Spokespersons for the major TV networks say they would never disseminate government-prepared videos for their news broadcasts. But some financially strapped affiliates apparently are willing to air them without identifying the source.
The government agencies say it is up to the broadcast stations to attribute the origin of the report, if they want to do so.
This practice is far over the ethical line. Shame on both the government agencies and those TV stations.
The Government Accountability Office -- a congressional investigative unit -- has ruled that such government videos represent "covert propaganda." The GAO declared that agencies may not produce pre-packaged news reports "that conceal or do not clearly identify for the television viewing audience" that they were made by the government.

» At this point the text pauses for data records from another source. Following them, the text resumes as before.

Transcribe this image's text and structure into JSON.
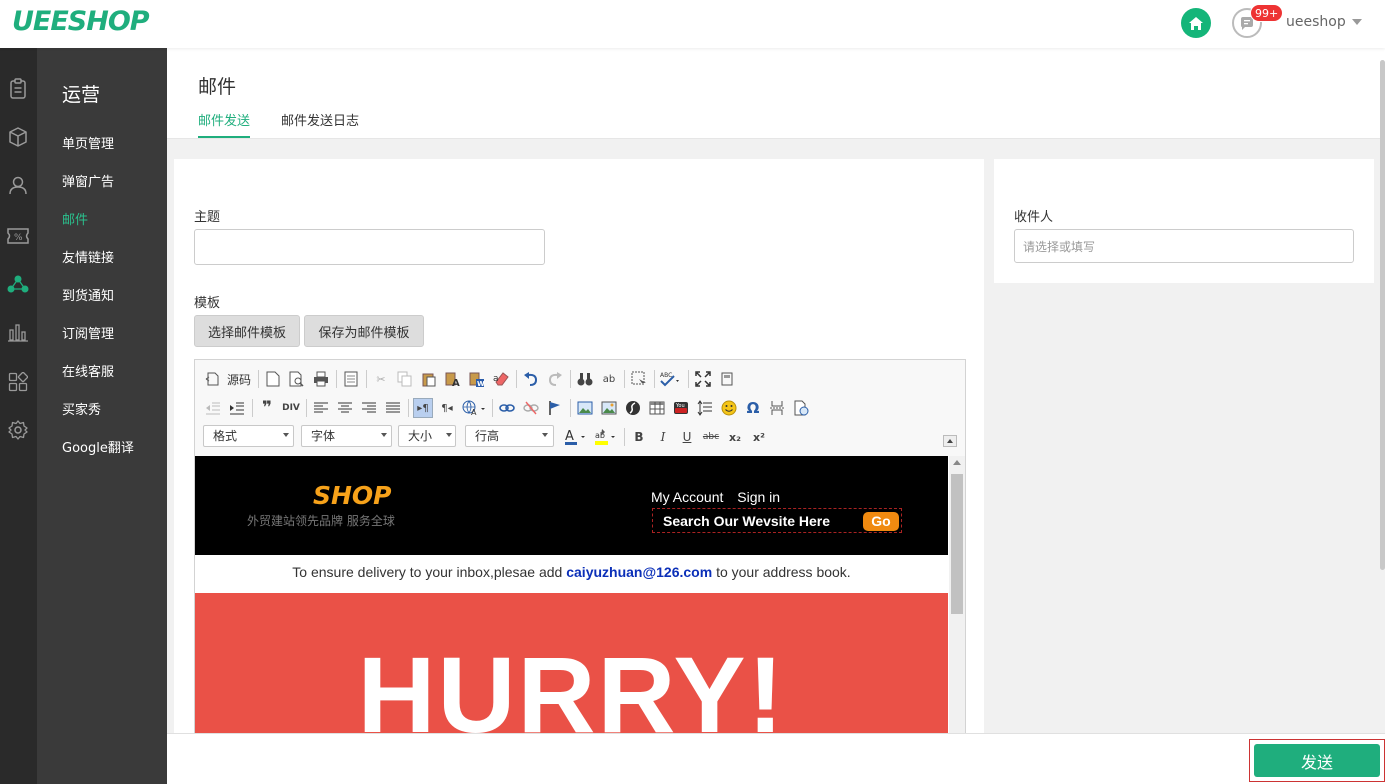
{
  "brand": {
    "logo": "UEESHOP",
    "accent": "#1fae7d"
  },
  "topbar": {
    "notif_count": "99+",
    "username": "ueeshop"
  },
  "sidebar": {
    "title": "运营",
    "items": [
      {
        "label": "单页管理"
      },
      {
        "label": "弹窗广告"
      },
      {
        "label": "邮件",
        "active": true
      },
      {
        "label": "友情链接"
      },
      {
        "label": "到货通知"
      },
      {
        "label": "订阅管理"
      },
      {
        "label": "在线客服"
      },
      {
        "label": "买家秀"
      },
      {
        "label": "Google翻译"
      }
    ],
    "icons": [
      "clipboard-icon",
      "box-icon",
      "user-icon",
      "coupon-icon",
      "share-icon",
      "chart-icon",
      "apps-icon",
      "gear-icon"
    ]
  },
  "page": {
    "title": "邮件",
    "tabs": [
      {
        "label": "邮件发送",
        "active": true
      },
      {
        "label": "邮件发送日志"
      }
    ]
  },
  "form": {
    "subject_label": "主题",
    "subject_value": "",
    "template_label": "模板",
    "choose_template": "选择邮件模板",
    "save_template": "保存为邮件模板",
    "recipient_label": "收件人",
    "recipient_placeholder": "请选择或填写"
  },
  "editor": {
    "source_label": "源码",
    "combos": {
      "format": "格式",
      "font": "字体",
      "size": "大小",
      "line_height": "行高"
    },
    "bold": "B",
    "italic": "I",
    "underline": "U",
    "strike": "abc",
    "sub": "x₂",
    "sup": "x²"
  },
  "email": {
    "shop_logo": "SHOP",
    "shop_tagline": "外贸建站领先品牌 服务全球",
    "my_account": "My Account",
    "sign_in": "Sign in",
    "search_placeholder": "Search Our Wevsite Here",
    "go": "Go",
    "notice_before": "To ensure delivery to your inbox,plesae add",
    "notice_email": "caiyuzhuan@126.com",
    "notice_after": "to your address book.",
    "hero_text": "HURRY!",
    "hero_color": "#ea5147"
  },
  "footer": {
    "send": "发送"
  }
}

But the White House rejected that opinion and handed reporters a memorandum from the Justice Department and the Office of Management and Budget directing the federal agencies to ignore the GAO verdict.
The memo contended that the GAO did not distinguish between propaganda and "purely informational" news reports and claimed there was no requirement for a federal agency to label its disguised broadcasts.
This is consistent with the administration's other outrageous exercise in propaganda, which took the form of paying a few columnists and broadcasters, such as Armstrong Williams, to promote administration programs.
Williams pushed the Education Department's "No Child Left Behind" program without disclosing that he was on Uncle Sam's payroll.
The president called a halt to paying pundits, saying "there needs to be a nice independent relationship between the White House and the press."
He needs to pay more attention to other administration actions that threaten that independence.